PROBLEM DESCRIPTION »
Would you copy each line of the data below that has "label"?

### RECORDS FOR THE EXERCISE ###

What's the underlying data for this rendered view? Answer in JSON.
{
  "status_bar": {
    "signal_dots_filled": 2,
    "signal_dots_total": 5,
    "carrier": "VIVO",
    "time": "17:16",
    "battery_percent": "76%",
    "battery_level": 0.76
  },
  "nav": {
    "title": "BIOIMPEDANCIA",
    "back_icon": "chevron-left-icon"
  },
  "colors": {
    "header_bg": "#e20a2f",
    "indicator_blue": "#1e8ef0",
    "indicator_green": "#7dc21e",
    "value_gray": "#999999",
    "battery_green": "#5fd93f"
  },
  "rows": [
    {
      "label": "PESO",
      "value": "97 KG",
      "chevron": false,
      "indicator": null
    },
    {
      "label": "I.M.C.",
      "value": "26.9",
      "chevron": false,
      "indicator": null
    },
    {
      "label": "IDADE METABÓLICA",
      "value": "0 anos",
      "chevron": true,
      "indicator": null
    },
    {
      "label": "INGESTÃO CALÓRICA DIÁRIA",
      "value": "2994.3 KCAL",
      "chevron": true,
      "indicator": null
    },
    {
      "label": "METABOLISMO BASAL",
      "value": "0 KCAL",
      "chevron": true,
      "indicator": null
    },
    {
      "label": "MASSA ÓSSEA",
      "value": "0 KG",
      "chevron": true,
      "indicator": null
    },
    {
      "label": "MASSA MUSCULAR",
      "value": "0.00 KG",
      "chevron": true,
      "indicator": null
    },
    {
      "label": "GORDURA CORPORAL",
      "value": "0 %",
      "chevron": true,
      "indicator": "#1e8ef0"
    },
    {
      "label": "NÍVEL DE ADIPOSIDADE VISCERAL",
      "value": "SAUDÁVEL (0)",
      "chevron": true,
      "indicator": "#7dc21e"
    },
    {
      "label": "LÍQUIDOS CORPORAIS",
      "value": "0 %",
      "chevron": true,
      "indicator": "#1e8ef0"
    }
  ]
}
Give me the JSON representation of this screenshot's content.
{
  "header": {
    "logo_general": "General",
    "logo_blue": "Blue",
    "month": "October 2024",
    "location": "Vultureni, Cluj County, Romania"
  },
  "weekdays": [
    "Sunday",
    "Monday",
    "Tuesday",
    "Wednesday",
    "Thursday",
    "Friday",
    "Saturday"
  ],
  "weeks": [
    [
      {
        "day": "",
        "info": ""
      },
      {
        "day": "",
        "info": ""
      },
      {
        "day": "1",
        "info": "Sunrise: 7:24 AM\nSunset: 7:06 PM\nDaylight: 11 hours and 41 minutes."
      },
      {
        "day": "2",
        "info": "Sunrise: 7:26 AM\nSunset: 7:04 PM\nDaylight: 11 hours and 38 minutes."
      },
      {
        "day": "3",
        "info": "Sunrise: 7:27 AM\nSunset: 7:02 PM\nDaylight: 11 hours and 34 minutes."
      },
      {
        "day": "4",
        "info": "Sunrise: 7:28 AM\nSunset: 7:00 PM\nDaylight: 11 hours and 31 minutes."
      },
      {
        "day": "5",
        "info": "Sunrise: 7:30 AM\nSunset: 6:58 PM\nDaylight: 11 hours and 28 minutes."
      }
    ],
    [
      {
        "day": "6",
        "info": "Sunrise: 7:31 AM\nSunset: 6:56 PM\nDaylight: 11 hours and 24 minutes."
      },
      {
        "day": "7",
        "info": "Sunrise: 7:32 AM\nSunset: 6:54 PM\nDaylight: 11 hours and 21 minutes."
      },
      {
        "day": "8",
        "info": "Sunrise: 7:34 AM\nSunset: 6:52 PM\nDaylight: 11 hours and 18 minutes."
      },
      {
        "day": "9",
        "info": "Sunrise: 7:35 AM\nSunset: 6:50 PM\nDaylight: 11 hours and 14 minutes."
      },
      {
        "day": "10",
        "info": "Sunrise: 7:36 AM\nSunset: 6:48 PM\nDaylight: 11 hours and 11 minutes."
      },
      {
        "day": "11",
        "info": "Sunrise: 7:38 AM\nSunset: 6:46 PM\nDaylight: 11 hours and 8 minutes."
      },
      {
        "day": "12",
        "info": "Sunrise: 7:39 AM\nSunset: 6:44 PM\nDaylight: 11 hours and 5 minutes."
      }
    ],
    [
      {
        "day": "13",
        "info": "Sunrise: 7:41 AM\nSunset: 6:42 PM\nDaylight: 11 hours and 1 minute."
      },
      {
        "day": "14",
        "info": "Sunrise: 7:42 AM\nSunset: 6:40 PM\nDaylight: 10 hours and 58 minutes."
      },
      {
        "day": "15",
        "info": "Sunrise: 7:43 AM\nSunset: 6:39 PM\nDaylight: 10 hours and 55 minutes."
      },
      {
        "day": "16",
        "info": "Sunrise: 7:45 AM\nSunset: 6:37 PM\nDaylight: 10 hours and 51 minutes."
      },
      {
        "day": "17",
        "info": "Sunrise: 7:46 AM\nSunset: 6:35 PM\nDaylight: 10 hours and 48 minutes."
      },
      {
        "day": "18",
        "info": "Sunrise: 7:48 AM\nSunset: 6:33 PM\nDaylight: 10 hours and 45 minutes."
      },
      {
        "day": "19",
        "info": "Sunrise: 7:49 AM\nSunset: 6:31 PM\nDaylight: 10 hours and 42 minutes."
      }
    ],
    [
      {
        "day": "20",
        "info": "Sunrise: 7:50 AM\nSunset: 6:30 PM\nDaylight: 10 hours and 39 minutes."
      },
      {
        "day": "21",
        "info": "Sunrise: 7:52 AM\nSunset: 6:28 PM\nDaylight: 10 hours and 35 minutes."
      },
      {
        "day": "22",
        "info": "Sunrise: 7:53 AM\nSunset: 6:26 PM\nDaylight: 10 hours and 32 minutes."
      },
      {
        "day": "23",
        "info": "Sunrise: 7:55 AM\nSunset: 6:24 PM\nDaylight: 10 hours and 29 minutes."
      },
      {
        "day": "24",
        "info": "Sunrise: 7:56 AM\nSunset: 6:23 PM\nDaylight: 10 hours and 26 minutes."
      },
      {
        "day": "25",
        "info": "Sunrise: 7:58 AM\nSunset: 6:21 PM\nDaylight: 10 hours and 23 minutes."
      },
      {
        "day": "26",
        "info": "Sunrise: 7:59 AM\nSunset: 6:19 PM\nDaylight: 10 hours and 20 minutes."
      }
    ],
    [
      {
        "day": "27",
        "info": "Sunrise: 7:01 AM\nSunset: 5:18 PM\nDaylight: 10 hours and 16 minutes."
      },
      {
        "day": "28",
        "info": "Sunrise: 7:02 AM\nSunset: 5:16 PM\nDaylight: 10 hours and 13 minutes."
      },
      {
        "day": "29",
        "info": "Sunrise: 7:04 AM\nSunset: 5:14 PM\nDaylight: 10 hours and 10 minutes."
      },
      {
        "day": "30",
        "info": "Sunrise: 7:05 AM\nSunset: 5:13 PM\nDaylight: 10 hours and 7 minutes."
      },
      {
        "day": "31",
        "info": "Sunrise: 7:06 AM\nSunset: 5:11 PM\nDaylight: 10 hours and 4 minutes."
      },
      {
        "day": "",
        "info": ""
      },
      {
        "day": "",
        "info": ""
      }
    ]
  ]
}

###

EXERCISE SOLUTION »
      "label": "PESO",
      "label": "I.M.C.",
      "label": "IDADE METABÓLICA",
      "label": "INGESTÃO CALÓRICA DIÁRIA",
      "label": "METABOLISMO BASAL",
      "label": "MASSA ÓSSEA",
      "label": "MASSA MUSCULAR",
      "label": "GORDURA CORPORAL",
      "label": "NÍVEL DE ADIPOSIDADE VISCERAL",
      "label": "LÍQUIDOS CORPORAIS",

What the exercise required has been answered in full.